I began this project while living in rural northern Ghana, where I realized how deeply the lack of electricity affected the lives of my neighbors: It impeded their progress in the sectors of health, education, gender equality, agriculture, and virtually every aspect of development. Since then, I’ve photographed people living in a state of Energy Poverty on top of the vast oil reserves of Kurdistan, and just outside of Albuquerque, the largest city in the US state of New Mexico.
A natural phenomenon occurring in the summer months north of the Arctic Circle and south of the Antarctic Circle where the sun never fully sets and remains visible 24 hours a day.
This short time lapse film was shot during the Icelandic Midnight Sun in June of 2011 by Los Angeles, California based photographer Joe Capra.
For 17 days I travelled solo around the entire island shooting almost 24 hours, sleeping in the car, and eating whenever I had the time. During my days shooting this film I shot 38,000 images, travelled some 2900 miles, and saw some of the most amazing, beautiful, and indescribable landscapes on the planet. Iceland is absolutely one of the most beautiful and unusual places you could ever imagine. Especially during the Midnight Sun when the quality of light hitting the landscape is very unusual, and very spectacular.

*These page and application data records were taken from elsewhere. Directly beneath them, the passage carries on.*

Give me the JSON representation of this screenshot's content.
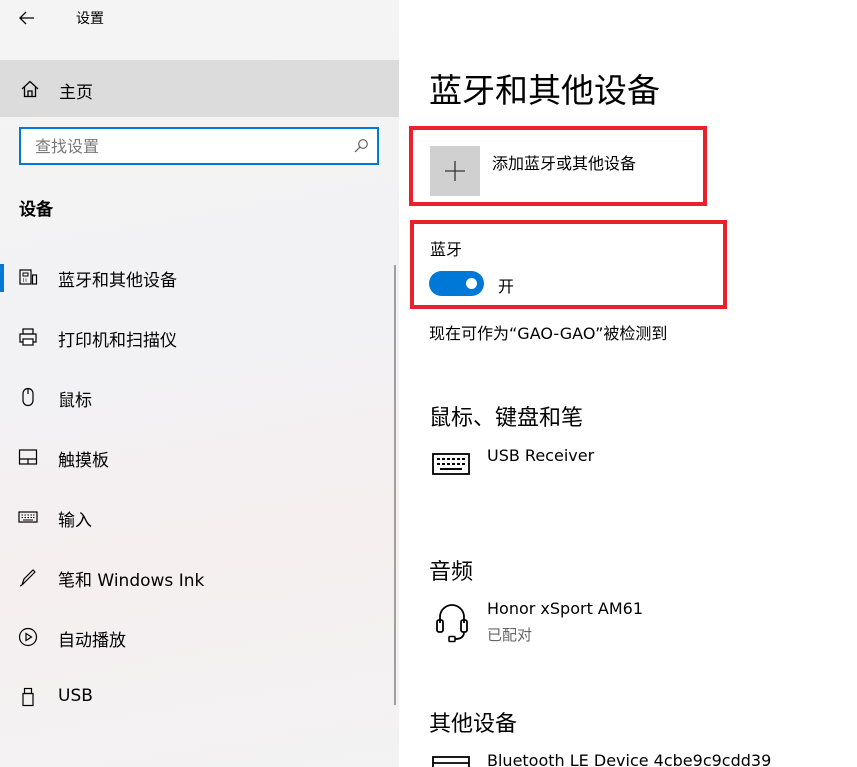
{
  "app": {
    "title": "设置"
  },
  "sidebar": {
    "home_label": "主页",
    "search": {
      "placeholder": "查找设置",
      "value": ""
    },
    "section_heading": "设备",
    "items": [
      {
        "label": "蓝牙和其他设备",
        "icon": "bluetooth-devices-icon",
        "selected": true
      },
      {
        "label": "打印机和扫描仪",
        "icon": "printer-icon"
      },
      {
        "label": "鼠标",
        "icon": "mouse-icon"
      },
      {
        "label": "触摸板",
        "icon": "touchpad-icon"
      },
      {
        "label": "输入",
        "icon": "keyboard-icon"
      },
      {
        "label": "笔和 Windows Ink",
        "icon": "pen-icon"
      },
      {
        "label": "自动播放",
        "icon": "autoplay-icon"
      },
      {
        "label": "USB",
        "icon": "usb-icon"
      }
    ]
  },
  "main": {
    "page_title": "蓝牙和其他设备",
    "add_device_label": "添加蓝牙或其他设备",
    "bluetooth": {
      "label": "蓝牙",
      "state_label": "开",
      "on": true
    },
    "discoverable_text": "现在可作为“GAO-GAO”被检测到",
    "groups": [
      {
        "heading": "鼠标、键盘和笔",
        "devices": [
          {
            "name": "USB Receiver",
            "status": "",
            "icon": "keyboard-icon"
          }
        ]
      },
      {
        "heading": "音频",
        "devices": [
          {
            "name": "Honor xSport AM61",
            "status": "已配对",
            "icon": "headset-icon"
          }
        ]
      },
      {
        "heading": "其他设备",
        "devices": [
          {
            "name": "Bluetooth LE Device 4cbe9c9cdd39",
            "status": "",
            "icon": "device-icon"
          }
        ]
      }
    ]
  },
  "colors": {
    "accent": "#0078d7",
    "highlight_box": "#e8212a",
    "selected_bg": "#dcdcdc"
  }
}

Iceland during the Midnight Sun is in sort of a permanent state of sunset. The sun never full sets and travels horizontally across the horizon throughout the night, as can be seen in the opening shot and at the :51 second mark in the video.

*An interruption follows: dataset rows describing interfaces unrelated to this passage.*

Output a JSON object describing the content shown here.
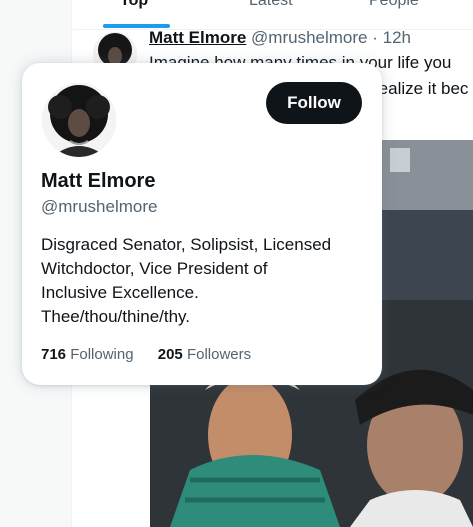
{
  "tabs": [
    {
      "label": "Top",
      "active": true
    },
    {
      "label": "Latest",
      "active": false
    },
    {
      "label": "People",
      "active": false
    }
  ],
  "tweet": {
    "author_name": "Matt Elmore",
    "author_handle": "@mrushelmore",
    "separator": "·",
    "time": "12h",
    "text_line_1": "Imagine how many times in your life you",
    "text_line_2": "realize it bec"
  },
  "hover_card": {
    "name": "Matt Elmore",
    "handle": "@mrushelmore",
    "follow_label": "Follow",
    "bio_lines": [
      "Disgraced Senator, Solipsist, Licensed",
      "Witchdoctor, Vice President of",
      "Inclusive Excellence.",
      "Thee/thou/thine/thy."
    ],
    "following_count": "716",
    "following_label": "Following",
    "followers_count": "205",
    "followers_label": "Followers"
  },
  "colors": {
    "accent": "#1d9bf0",
    "text": "#0f1419",
    "secondary_text": "#536471",
    "button_bg": "#0f1419"
  }
}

During the Arctic summer, sunset was at midnight and sunrise was at 3am. The Arctic summer sun provided 24 hours a day of light, with as much as 6 hours daily of “Golden light”. Once the sun had set it wouldn’t even get dark enough for the stars to come out, and they don’t start to reappear until August.
Andrew Byrom, a graphic and type designer, talks about the typography he sees in everyday objects. Andrew is on Faculty at Cal State Long Beach and teaches a design class at UCLA Extension.